The Importance of Seeing a Physical Therapist for Herniated Disc Pain
A herniated disc can occur at any point along your spine. Herniated discs are a common cause of back, arm, and/or leg pain in our physical therapy practice.
If you suspect that a herniated disc is causing your pain and dysfunction, please contact us right away to schedule a physical therapy appointment. Our skilled team can help you identify the source of your symptoms and heal the injured disc for long-term relief.
When you should see a physical therapist for herniated disc pain
Physical therapy has been shown in studies to be effective in the treatment of herniated discs. If your symptoms interfere with your daily life or work activities, or if they last longer than two weeks, we recommend that you seek physical therapy services.
Spinal traction, remedial exercises, and non-invasive modalities such as electrical stimulation or diathermy can help heal the injured disc, relieve pain, and help you avoid recurring issues.
If you have been told by a surgeon that you may need spinal surgery to correct the protrusion, physical therapy may be recommended. Many surgeons will advise their patients to work with a physical therapist prior to undergoing a spinal fusion or disc decompression procedure to improve core strength and spinal health. This can improve surgical outcomes while lowering the risk of postoperative complications.
Surprisingly, research shows that even “idiopathic” back pain (pain with no known cause) responds favorably to physical therapy. In other words, even if it’s unclear whether you have a herniated disc, our services can still be beneficial.
How to tell if your back pain is caused by a herniated disc
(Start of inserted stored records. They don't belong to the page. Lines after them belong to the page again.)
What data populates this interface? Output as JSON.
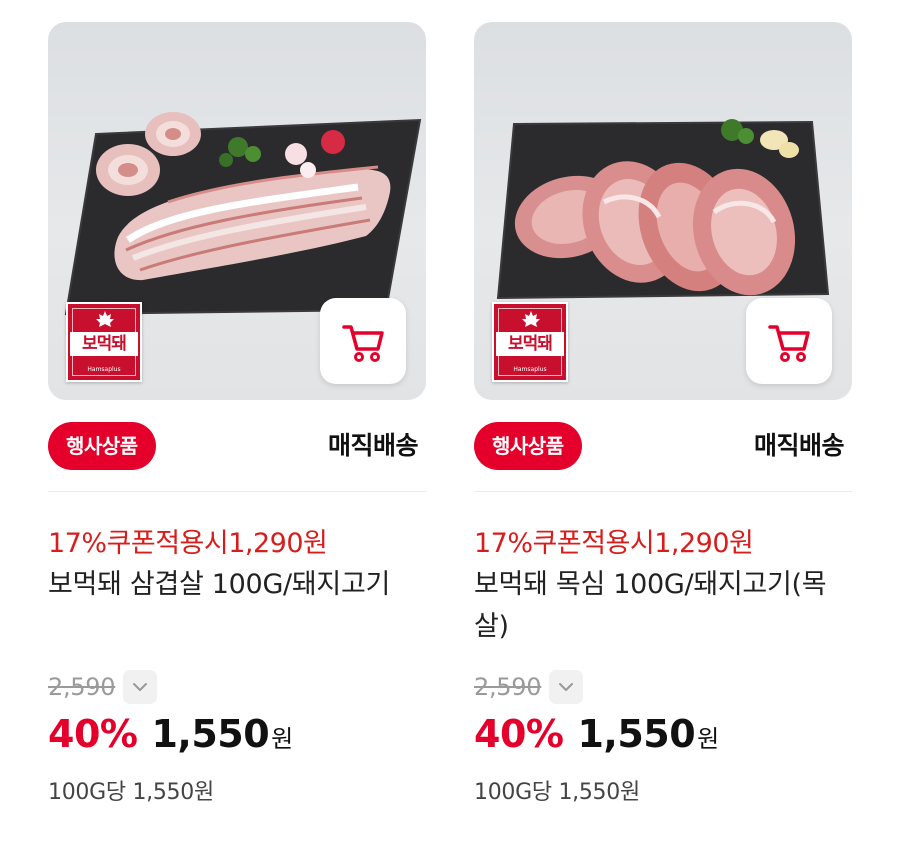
{
  "products": [
    {
      "badge_brand": "보먹돼",
      "badge_small": "Hamsaplus",
      "event_tag": "행사상품",
      "delivery": "매직배송",
      "coupon": "17%쿠폰적용시1,290원",
      "title": "보먹돼 삼겹살 100G/돼지고기",
      "original_price": "2,590",
      "discount": "40%",
      "price": "1,550",
      "currency": "원",
      "unit_price": "100G당 1,550원",
      "image_icon": "pork-belly-photo"
    },
    {
      "badge_brand": "보먹돼",
      "badge_small": "Hamsaplus",
      "event_tag": "행사상품",
      "delivery": "매직배송",
      "coupon": "17%쿠폰적용시1,290원",
      "title": "보먹돼 목심 100G/돼지고기(목살)",
      "original_price": "2,590",
      "discount": "40%",
      "price": "1,550",
      "currency": "원",
      "unit_price": "100G당 1,550원",
      "image_icon": "pork-neck-photo"
    }
  ],
  "colors": {
    "accent_red": "#e4002b",
    "coupon_red": "#d81d1d",
    "strike_gray": "#9a9a9a"
  }
}
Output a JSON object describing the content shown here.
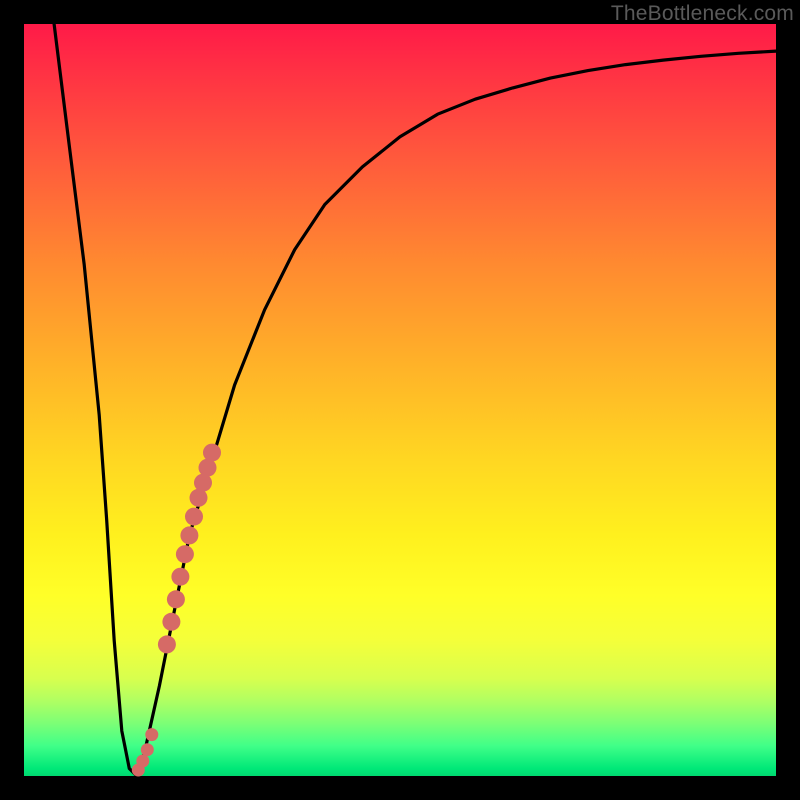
{
  "watermark": "TheBottleneck.com",
  "colors": {
    "frame": "#000000",
    "curve": "#000000",
    "marker": "#d66a66",
    "gradient_top": "#ff1a48",
    "gradient_bottom": "#00d870"
  },
  "chart_data": {
    "type": "line",
    "title": "",
    "xlabel": "",
    "ylabel": "",
    "xlim": [
      0,
      100
    ],
    "ylim": [
      0,
      100
    ],
    "grid": false,
    "legend": false,
    "series": [
      {
        "name": "bottleneck-curve",
        "x": [
          4,
          6,
          8,
          10,
          11,
          12,
          13,
          14,
          15,
          16,
          18,
          20,
          22,
          25,
          28,
          32,
          36,
          40,
          45,
          50,
          55,
          60,
          65,
          70,
          75,
          80,
          85,
          90,
          95,
          100
        ],
        "y": [
          100,
          84,
          68,
          48,
          34,
          18,
          6,
          1,
          0,
          3,
          12,
          22,
          32,
          42,
          52,
          62,
          70,
          76,
          81,
          85,
          88,
          90,
          91.5,
          92.8,
          93.8,
          94.6,
          95.2,
          95.7,
          96.1,
          96.4
        ]
      }
    ],
    "markers": [
      {
        "name": "highlight-segment-upper",
        "x": [
          19.0,
          19.6,
          20.2,
          20.8,
          21.4,
          22.0,
          22.6,
          23.2,
          23.8,
          24.4,
          25.0
        ],
        "y": [
          17.5,
          20.5,
          23.5,
          26.5,
          29.5,
          32.0,
          34.5,
          37.0,
          39.0,
          41.0,
          43.0
        ]
      },
      {
        "name": "highlight-segment-lower",
        "x": [
          15.2,
          15.8,
          16.4,
          17.0
        ],
        "y": [
          0.8,
          2.0,
          3.5,
          5.5
        ]
      }
    ]
  }
}
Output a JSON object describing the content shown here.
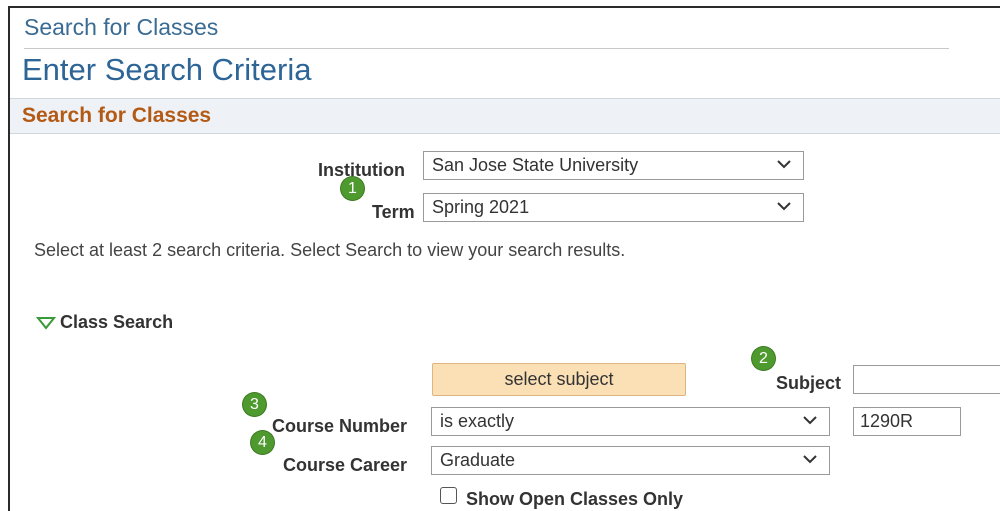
{
  "header": {
    "breadcrumb": "Search for Classes",
    "title": "Enter Search Criteria"
  },
  "section": {
    "title": "Search for Classes"
  },
  "institution": {
    "label": "Institution",
    "value": "San Jose State University"
  },
  "term": {
    "label": "Term",
    "value": "Spring 2021"
  },
  "instructions": "Select at least 2 search criteria. Select Search to view your search results.",
  "class_search": {
    "heading": "Class Search",
    "select_subject_label": "select subject",
    "subject": {
      "label": "Subject",
      "value": ""
    },
    "course_number": {
      "label": "Course Number",
      "operator": "is exactly",
      "value": "1290R"
    },
    "course_career": {
      "label": "Course Career",
      "value": "Graduate"
    },
    "show_open": {
      "label": "Show Open Classes Only",
      "checked": false
    }
  },
  "callouts": [
    "1",
    "2",
    "3",
    "4"
  ],
  "colors": {
    "title_blue": "#2d6597",
    "section_orange": "#b35a15",
    "badge_green": "#4e9a2e",
    "button_bg": "#fbe0b6"
  }
}
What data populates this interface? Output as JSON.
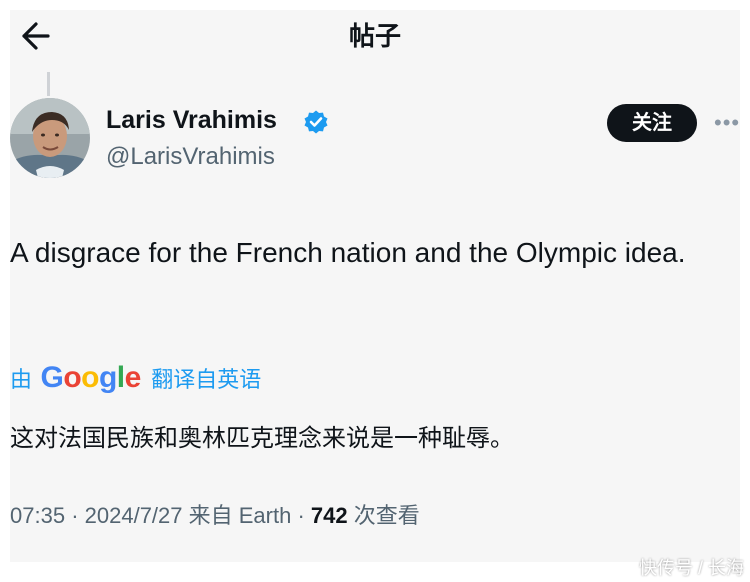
{
  "header": {
    "title": "帖子",
    "back_icon": "back-arrow-icon"
  },
  "author": {
    "name": "Laris Vrahimis",
    "handle": "@LarisVrahimis",
    "verified": true,
    "verified_color": "#1d9bf0",
    "follow_label": "关注",
    "more_icon": "more-options-icon"
  },
  "post": {
    "text": "A disgrace for the French nation and the Olympic idea."
  },
  "translation": {
    "prefix": "由",
    "provider": "Google",
    "suffix": "翻译自英语",
    "text": "这对法国民族和奥林匹克理念来说是一种耻辱。"
  },
  "meta": {
    "time": "07:35",
    "separator": "·",
    "date": "2024/7/27",
    "source": "来自 Earth",
    "views_count": "742",
    "views_label": "次查看"
  },
  "watermark": "快传号 / 长海",
  "colors": {
    "accent": "#1d9bf0",
    "text_primary": "#0f1419",
    "text_secondary": "#536471",
    "follow_bg": "#0f1419"
  }
}
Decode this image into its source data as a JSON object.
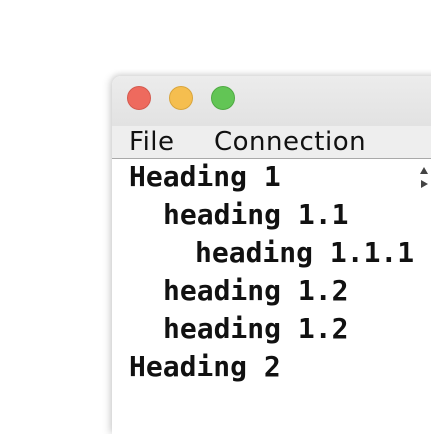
{
  "menubar": {
    "items": [
      {
        "label": "File"
      },
      {
        "label": "Connection"
      }
    ]
  },
  "outline": {
    "items": [
      {
        "label": "Heading 1",
        "level": 1
      },
      {
        "label": "heading 1.1",
        "level": 2
      },
      {
        "label": "heading 1.1.1",
        "level": 3
      },
      {
        "label": "heading 1.2",
        "level": 2
      },
      {
        "label": "heading 1.2",
        "level": 2
      },
      {
        "label": "Heading 2",
        "level": 1
      }
    ]
  },
  "colors": {
    "close": "#ee6a5e",
    "minimize": "#f5be4f",
    "maximize": "#62c555",
    "menubar_bg": "#eeeeee",
    "titlebar_bg": "#e6e6e6"
  },
  "icons": {
    "split_arrows": [
      "arrow-up-icon",
      "arrow-right-icon"
    ]
  }
}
Spinal discs are small soft structures that exist between the vertebrae. Their primary functions are to absorb shock and maximize spine mobility. These discs are tough and fibrous on the outside, but soft and gel-like on the inside.
A herniated disc occurs when the disc’s tough outer layer (known as the annulus fibrosis) ruptures. This allows the inner gel substance (referred to as the nucleus pulposus) to escape. A ruptured disc can cause an inflammatory response and compress nearby structures such as joint receptors and spinal nerve roots.
Surprisingly, not all herniated discs cause discomfort (especially because the discs themselves are relatively low in innervation and vascularization). When a herniated disc does cause symptoms, they frequently include:
- Pain that improves or “centralizes” (moves toward the spine) when lying down or lying prone
- Pain that worsens with forward flexion or prolonged sitting—forward flexion can also cause pain to “peripheralize,” or move away from the spine.
- Pain in the arm or leg, numbness, tingling, and weakness (if the herniated disc compresses on an adjacent nerve root that innervates the affected limb)
- Neck or back pain, stiffness, and muscle spasms at the injured disc level
A herniated disc is similar to a bulging disc in that the disc tissue may protrude from its normal position but will not rupture.